## PROBLEM STATEMENT
State the count of lines below featuring the word "JSON", and write nothing further.

Items from an interface collection:
*****
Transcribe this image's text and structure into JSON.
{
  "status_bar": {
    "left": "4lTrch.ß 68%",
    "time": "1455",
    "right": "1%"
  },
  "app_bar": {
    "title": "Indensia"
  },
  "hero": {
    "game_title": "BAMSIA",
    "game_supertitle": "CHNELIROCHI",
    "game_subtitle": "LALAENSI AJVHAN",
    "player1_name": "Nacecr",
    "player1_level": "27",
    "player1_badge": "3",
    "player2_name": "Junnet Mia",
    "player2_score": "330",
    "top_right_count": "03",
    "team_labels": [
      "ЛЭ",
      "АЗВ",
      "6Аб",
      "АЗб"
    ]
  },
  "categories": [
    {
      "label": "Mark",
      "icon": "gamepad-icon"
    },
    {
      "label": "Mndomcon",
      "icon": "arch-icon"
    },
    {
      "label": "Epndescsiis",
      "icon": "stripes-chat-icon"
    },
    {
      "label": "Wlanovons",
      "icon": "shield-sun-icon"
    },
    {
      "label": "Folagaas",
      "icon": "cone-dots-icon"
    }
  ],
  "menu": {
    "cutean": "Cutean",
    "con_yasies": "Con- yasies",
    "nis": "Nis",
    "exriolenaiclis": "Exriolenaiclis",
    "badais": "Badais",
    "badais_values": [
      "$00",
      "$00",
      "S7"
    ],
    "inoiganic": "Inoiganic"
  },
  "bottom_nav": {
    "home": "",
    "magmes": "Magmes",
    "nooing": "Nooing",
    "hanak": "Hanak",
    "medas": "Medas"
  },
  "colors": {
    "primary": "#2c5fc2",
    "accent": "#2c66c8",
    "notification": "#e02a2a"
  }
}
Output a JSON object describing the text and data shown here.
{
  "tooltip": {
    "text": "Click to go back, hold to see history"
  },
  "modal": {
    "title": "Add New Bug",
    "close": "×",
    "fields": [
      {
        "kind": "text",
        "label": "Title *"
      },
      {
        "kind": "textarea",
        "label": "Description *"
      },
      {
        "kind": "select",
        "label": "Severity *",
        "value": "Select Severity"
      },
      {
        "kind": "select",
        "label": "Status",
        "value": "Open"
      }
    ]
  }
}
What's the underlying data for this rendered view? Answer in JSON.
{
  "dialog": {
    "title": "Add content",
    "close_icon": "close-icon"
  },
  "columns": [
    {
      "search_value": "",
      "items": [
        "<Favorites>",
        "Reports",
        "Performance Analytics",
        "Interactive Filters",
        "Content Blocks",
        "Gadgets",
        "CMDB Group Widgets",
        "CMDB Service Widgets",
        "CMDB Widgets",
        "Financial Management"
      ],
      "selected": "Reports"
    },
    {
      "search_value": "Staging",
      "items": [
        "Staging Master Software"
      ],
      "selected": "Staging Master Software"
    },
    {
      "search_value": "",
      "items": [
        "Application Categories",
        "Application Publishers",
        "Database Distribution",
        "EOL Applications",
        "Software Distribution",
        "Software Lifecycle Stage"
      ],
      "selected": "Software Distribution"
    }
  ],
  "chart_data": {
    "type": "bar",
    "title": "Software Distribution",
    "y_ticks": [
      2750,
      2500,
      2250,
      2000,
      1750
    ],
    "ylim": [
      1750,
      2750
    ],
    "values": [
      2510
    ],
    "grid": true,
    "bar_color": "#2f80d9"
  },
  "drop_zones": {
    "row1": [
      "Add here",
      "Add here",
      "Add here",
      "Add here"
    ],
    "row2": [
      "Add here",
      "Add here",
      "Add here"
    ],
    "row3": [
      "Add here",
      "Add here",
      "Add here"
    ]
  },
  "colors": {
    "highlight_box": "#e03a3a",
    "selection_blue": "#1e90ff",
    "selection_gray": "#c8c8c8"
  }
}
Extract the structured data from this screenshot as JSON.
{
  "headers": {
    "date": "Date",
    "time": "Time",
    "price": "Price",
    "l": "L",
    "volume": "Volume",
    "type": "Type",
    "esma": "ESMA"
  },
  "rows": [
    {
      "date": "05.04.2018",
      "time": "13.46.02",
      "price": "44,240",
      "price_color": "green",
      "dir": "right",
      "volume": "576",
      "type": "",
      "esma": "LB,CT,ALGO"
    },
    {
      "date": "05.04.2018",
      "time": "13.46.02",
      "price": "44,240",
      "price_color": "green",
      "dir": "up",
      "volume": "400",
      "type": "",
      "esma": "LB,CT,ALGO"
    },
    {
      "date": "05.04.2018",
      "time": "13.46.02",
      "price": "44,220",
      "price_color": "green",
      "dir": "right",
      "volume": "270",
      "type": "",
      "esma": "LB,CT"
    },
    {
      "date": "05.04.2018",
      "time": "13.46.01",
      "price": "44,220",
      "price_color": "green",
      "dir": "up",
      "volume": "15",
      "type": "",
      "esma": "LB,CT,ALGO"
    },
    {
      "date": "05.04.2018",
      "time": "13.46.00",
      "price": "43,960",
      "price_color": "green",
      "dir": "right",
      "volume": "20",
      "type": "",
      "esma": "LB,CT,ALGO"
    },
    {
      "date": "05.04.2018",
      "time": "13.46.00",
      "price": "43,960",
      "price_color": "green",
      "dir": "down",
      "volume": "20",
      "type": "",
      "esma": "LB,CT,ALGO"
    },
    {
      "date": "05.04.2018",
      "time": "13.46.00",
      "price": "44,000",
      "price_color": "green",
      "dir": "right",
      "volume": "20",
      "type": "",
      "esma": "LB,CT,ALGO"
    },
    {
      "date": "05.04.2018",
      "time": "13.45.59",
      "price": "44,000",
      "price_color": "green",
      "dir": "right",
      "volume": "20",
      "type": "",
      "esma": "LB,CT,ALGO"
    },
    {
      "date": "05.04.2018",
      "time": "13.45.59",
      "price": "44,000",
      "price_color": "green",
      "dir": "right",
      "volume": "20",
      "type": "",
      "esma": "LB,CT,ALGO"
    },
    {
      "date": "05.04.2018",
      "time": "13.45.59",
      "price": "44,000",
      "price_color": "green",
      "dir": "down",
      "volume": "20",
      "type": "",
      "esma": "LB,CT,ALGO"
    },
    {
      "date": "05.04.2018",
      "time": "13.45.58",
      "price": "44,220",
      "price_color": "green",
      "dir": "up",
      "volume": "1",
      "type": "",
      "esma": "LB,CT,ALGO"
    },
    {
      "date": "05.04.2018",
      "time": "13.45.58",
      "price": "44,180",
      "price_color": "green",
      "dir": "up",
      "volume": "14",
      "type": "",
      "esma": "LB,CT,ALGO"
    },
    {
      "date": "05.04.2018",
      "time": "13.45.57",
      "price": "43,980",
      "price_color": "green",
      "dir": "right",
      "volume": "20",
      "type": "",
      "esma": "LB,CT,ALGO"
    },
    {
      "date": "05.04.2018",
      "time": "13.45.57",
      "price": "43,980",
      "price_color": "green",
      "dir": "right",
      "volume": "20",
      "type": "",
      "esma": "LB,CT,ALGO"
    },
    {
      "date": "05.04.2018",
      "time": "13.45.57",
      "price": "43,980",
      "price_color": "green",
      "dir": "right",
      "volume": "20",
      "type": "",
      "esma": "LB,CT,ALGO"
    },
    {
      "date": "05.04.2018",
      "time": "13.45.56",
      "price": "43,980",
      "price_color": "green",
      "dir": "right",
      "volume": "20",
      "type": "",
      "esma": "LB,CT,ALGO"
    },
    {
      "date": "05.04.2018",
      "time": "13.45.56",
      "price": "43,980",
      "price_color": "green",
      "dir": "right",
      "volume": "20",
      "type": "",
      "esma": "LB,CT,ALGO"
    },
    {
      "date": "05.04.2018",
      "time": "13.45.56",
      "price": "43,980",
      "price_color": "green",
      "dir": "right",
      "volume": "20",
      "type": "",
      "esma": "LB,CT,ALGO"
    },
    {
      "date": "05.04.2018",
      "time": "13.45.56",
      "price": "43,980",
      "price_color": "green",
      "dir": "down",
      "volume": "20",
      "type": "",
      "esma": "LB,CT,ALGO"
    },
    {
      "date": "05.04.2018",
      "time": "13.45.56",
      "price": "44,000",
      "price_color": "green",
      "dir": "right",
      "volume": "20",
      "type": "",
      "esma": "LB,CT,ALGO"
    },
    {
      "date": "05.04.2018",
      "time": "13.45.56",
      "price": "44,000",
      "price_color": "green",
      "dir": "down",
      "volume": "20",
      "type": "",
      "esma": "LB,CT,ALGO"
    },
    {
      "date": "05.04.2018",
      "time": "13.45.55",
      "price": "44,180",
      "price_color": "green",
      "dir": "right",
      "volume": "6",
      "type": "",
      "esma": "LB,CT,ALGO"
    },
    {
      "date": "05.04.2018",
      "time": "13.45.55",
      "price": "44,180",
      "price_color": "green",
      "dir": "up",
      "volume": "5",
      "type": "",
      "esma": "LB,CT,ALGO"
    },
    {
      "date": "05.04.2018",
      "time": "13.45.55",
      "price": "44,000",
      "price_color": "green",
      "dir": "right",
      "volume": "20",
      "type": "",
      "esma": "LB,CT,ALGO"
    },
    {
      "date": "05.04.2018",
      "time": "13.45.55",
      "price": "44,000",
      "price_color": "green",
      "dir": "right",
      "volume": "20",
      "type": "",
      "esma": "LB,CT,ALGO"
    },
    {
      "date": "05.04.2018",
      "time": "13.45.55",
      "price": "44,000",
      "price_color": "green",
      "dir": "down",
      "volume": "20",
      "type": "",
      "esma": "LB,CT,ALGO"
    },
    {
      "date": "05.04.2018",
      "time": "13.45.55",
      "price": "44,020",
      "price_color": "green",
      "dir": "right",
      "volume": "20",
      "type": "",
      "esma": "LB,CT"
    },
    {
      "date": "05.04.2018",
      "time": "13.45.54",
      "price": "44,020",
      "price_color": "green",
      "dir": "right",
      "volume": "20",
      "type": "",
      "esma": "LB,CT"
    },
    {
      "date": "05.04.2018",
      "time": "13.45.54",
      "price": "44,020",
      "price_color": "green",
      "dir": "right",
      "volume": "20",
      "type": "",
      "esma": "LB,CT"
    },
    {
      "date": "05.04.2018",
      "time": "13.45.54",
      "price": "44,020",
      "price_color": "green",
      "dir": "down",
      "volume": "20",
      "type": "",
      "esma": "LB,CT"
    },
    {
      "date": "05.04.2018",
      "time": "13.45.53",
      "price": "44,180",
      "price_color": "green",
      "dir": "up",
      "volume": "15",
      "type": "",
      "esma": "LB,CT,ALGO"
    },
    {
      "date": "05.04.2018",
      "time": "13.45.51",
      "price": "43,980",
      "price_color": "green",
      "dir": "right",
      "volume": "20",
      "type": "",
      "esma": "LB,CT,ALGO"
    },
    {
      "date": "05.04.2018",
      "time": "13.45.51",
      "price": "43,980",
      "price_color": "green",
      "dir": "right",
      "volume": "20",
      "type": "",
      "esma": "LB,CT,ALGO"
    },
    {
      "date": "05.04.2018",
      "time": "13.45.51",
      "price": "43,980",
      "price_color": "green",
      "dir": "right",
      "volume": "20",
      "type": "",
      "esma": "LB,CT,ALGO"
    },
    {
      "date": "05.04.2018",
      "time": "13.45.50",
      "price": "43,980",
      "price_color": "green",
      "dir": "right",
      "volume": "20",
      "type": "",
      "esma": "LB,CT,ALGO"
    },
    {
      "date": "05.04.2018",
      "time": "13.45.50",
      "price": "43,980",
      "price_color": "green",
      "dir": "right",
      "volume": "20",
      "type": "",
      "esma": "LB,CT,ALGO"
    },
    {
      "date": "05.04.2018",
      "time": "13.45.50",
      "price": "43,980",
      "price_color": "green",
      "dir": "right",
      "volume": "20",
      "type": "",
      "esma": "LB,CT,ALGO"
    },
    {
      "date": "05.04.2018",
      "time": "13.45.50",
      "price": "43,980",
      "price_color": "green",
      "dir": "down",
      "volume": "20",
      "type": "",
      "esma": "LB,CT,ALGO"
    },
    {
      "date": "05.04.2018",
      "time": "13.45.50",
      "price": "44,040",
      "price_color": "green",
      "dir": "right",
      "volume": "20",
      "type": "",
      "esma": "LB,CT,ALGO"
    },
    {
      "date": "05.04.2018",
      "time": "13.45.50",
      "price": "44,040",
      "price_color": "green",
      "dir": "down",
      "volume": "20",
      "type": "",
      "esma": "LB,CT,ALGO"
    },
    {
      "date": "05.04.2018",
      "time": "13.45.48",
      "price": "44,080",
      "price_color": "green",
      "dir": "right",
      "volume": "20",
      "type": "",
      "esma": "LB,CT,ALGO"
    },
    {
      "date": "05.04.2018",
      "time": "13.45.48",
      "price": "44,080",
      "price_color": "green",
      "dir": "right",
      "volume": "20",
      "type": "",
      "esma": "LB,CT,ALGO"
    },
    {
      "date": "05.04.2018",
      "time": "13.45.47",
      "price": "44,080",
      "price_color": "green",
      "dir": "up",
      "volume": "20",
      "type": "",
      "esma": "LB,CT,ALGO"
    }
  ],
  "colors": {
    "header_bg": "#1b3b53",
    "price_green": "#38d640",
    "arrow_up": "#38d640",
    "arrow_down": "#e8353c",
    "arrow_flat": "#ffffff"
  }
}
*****
## RESULT OF THE EXERCISE
4